Roland pretty much invented the under-a-grand, under-30-Pounds digital piano a quarter-century ago when the manufacturer introduced the EP-7. Semi-weighted and only 76 keys, it was a godsend to the legions of players who simply wanted something small and lightweight for gigs and living rooms. The touch was addictive, and the piano and electric piano sounds, though unsophisticated by today’s standards, were highly musical. Roland, as usual, was ahead of the marketplace.
That’s why I was so curious to play the new FP-30: It is the latest incarnation of the portable digital-piano concept and Roland’s entry in the current under-a-grand, fully weighted, 88-key piano race.
A Clean Machine
The Roland FP-30 is the size of its competitors but weighs in at about five pounds more than the others, lending it a reassuring substantiality. And it has a super-clean design.
Available in black or white, the FP-30 offers many of the features that have become de rigueur in this category—layering (called Dual here), split and twin-piano modes, 128-note polyphony, a metronome, a pre-programmed rhythm machine, WAV file playback, USB connectivity, and a (single-track) MIDI recorder with SMF playback capabilities so you can play along with multitrack song files. A pair of built-in 4.75" speakers, each with an 11W amplifier, provides onboard sound.

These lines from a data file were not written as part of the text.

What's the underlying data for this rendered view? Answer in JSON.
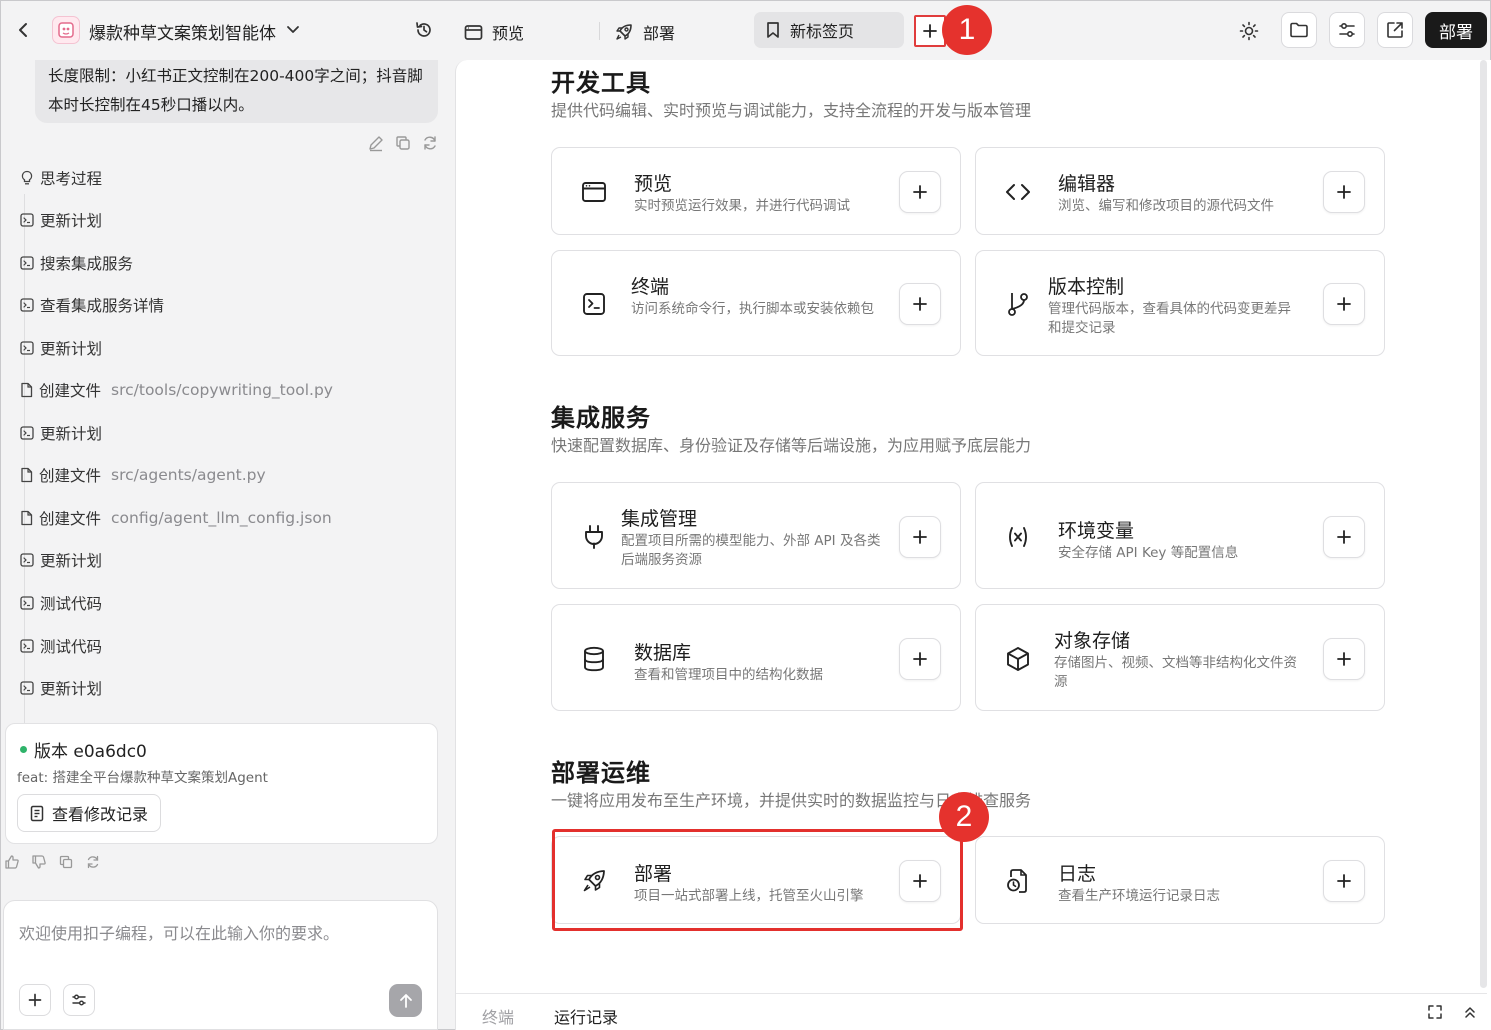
{
  "header": {
    "app_title": "爆款种草文案策划智能体",
    "tabs": [
      {
        "label": "预览",
        "icon": "browser-window-icon"
      },
      {
        "label": "部署",
        "icon": "rocket-icon"
      },
      {
        "label": "新标签页",
        "icon": "bookmark-icon",
        "active": true
      }
    ],
    "deploy_button": "部署"
  },
  "annotations": {
    "callout_1": "1",
    "callout_2": "2",
    "highlight_color": "#e3302d"
  },
  "chat": {
    "message": "长度限制：小红书正文控制在200-400字之间；抖音脚本时长控制在45秒口播以内。",
    "steps": [
      {
        "icon": "lightbulb-icon",
        "label": "思考过程",
        "path": ""
      },
      {
        "icon": "terminal-icon",
        "label": "更新计划",
        "path": ""
      },
      {
        "icon": "terminal-icon",
        "label": "搜索集成服务",
        "path": ""
      },
      {
        "icon": "terminal-icon",
        "label": "查看集成服务详情",
        "path": ""
      },
      {
        "icon": "terminal-icon",
        "label": "更新计划",
        "path": ""
      },
      {
        "icon": "file-icon",
        "label": "创建文件",
        "path": "src/tools/copywriting_tool.py"
      },
      {
        "icon": "terminal-icon",
        "label": "更新计划",
        "path": ""
      },
      {
        "icon": "file-icon",
        "label": "创建文件",
        "path": "src/agents/agent.py"
      },
      {
        "icon": "file-icon",
        "label": "创建文件",
        "path": "config/agent_llm_config.json"
      },
      {
        "icon": "terminal-icon",
        "label": "更新计划",
        "path": ""
      },
      {
        "icon": "terminal-icon",
        "label": "测试代码",
        "path": ""
      },
      {
        "icon": "terminal-icon",
        "label": "测试代码",
        "path": ""
      },
      {
        "icon": "terminal-icon",
        "label": "更新计划",
        "path": ""
      }
    ],
    "version": {
      "title": "版本 e0a6dc0",
      "commit": "feat: 搭建全平台爆款种草文案策划Agent",
      "button": "查看修改记录",
      "status_color": "#2fb36a"
    },
    "composer": {
      "placeholder": "欢迎使用扣子编程，可以在此输入你的要求。"
    }
  },
  "sections": [
    {
      "title": "开发工具",
      "desc": "提供代码编辑、实时预览与调试能力，支持全流程的开发与版本管理",
      "cards": [
        {
          "title": "预览",
          "desc": "实时预览运行效果，并进行代码调试",
          "icon": "browser-window-icon"
        },
        {
          "title": "编辑器",
          "desc": "浏览、编写和修改项目的源代码文件",
          "icon": "code-brackets-icon"
        },
        {
          "title": "终端",
          "desc": "访问系统命令行，执行脚本或安装依赖包",
          "icon": "terminal-icon"
        },
        {
          "title": "版本控制",
          "desc": "管理代码版本，查看具体的代码变更差异和提交记录",
          "icon": "git-branch-icon"
        }
      ]
    },
    {
      "title": "集成服务",
      "desc": "快速配置数据库、身份验证及存储等后端设施，为应用赋予底层能力",
      "cards": [
        {
          "title": "集成管理",
          "desc": "配置项目所需的模型能力、外部 API 及各类后端服务资源",
          "icon": "plug-icon"
        },
        {
          "title": "环境变量",
          "desc": "安全存储 API Key 等配置信息",
          "icon": "variable-icon"
        },
        {
          "title": "数据库",
          "desc": "查看和管理项目中的结构化数据",
          "icon": "database-icon"
        },
        {
          "title": "对象存储",
          "desc": "存储图片、视频、文档等非结构化文件资源",
          "icon": "cube-icon"
        }
      ]
    },
    {
      "title": "部署运维",
      "desc": "一键将应用发布至生产环境，并提供实时的数据监控与日志排查服务",
      "cards": [
        {
          "title": "部署",
          "desc": "项目一站式部署上线，托管至火山引擎",
          "icon": "rocket-icon"
        },
        {
          "title": "日志",
          "desc": "查看生产环境运行记录日志",
          "icon": "log-icon"
        }
      ]
    }
  ],
  "bottom": {
    "tabs": [
      {
        "label": "终端",
        "active": false
      },
      {
        "label": "运行记录",
        "active": true
      }
    ]
  }
}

Moreover, the FP-30 sends MIDI over Bluetooth so you no longer need a USB cable or Camera Connection kit to control your favorite music apps.
As far as stands for the FP-30 are concerned, Roland suggests the KSC-70 ($99) or one of their latest x-or z-frame stands. And if you opt for the 3-pedal KPD-70 ($75 street), you can use it to turn pages in compatible sheet-music apps such as Sheet Music Direct and piaScore using a pedal command.
The FP-30’s rear panel hosts two USB ports (one for a thumb drive, another for computer connection) and two pedal inputs (1/4" and a multipin jack). For analog audio output, you have your choice of 3.5mm and 1/4" headphone jacks on the front, below the keyboard. Because there are no discrete 1/4" audio jacks, you will need an insert cable to feed the output to a pair of studio monitors or mixer inputs; for example, a cable with a 1/4" TRS plug on one end (for the piano’s headphone output) that splits to a pair of 1/4" TS jacks. (A forthcoming update will allow you to use the headphone outs without muting the speakers.)